How to complete this task:
Searching the material below, find each line that includes the word "中华人民共和国海关企业信用管理办法", and copy it.

Records for the task:

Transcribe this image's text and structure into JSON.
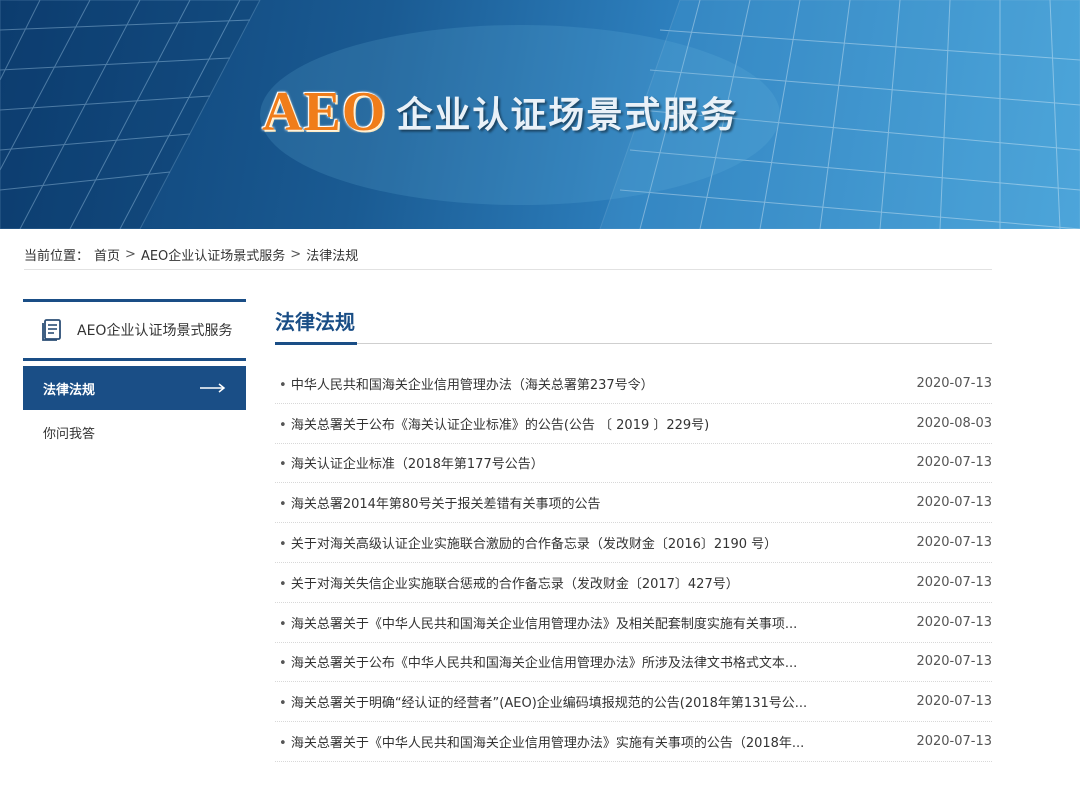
{
  "banner": {
    "brand": "AEO",
    "title": "企业认证场景式服务"
  },
  "breadcrumb": {
    "prefix": "当前位置：",
    "items": [
      "首页",
      "AEO企业认证场景式服务",
      "法律法规"
    ],
    "separator": ">"
  },
  "sidebar": {
    "title": "AEO企业认证场景式服务",
    "icon": "document-icon",
    "items": [
      {
        "label": "法律法规",
        "active": true
      },
      {
        "label": "你问我答",
        "active": false
      }
    ]
  },
  "main": {
    "title": "法律法规",
    "rows": [
      {
        "title": "中华人民共和国海关企业信用管理办法（海关总署第237号令）",
        "date": "2020-07-13"
      },
      {
        "title": "海关总署关于公布《海关认证企业标准》的公告(公告 〔 2019 〕229号)",
        "date": "2020-08-03"
      },
      {
        "title": "海关认证企业标准（2018年第177号公告）",
        "date": "2020-07-13"
      },
      {
        "title": "海关总署2014年第80号关于报关差错有关事项的公告",
        "date": "2020-07-13"
      },
      {
        "title": "关于对海关高级认证企业实施联合激励的合作备忘录（发改财金〔2016〕2190 号）",
        "date": "2020-07-13"
      },
      {
        "title": "关于对海关失信企业实施联合惩戒的合作备忘录（发改财金〔2017〕427号）",
        "date": "2020-07-13"
      },
      {
        "title": "海关总署关于《中华人民共和国海关企业信用管理办法》及相关配套制度实施有关事项...",
        "date": "2020-07-13"
      },
      {
        "title": "海关总署关于公布《中华人民共和国海关企业信用管理办法》所涉及法律文书格式文本...",
        "date": "2020-07-13"
      },
      {
        "title": "海关总署关于明确“经认证的经营者”(AEO)企业编码填报规范的公告(2018年第131号公...",
        "date": "2020-07-13"
      },
      {
        "title": "海关总署关于《中华人民共和国海关企业信用管理办法》实施有关事项的公告（2018年...",
        "date": "2020-07-13"
      }
    ]
  },
  "colors": {
    "accent": "#1a4e86",
    "brand_orange": "#f07d1a"
  }
}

Written answer:
        "title": "中华人民共和国海关企业信用管理办法（海关总署第237号令）",
        "title": "海关总署关于《中华人民共和国海关企业信用管理办法》及相关配套制度实施有关事项...",
        "title": "海关总署关于公布《中华人民共和国海关企业信用管理办法》所涉及法律文书格式文本...",
        "title": "海关总署关于《中华人民共和国海关企业信用管理办法》实施有关事项的公告（2018年...",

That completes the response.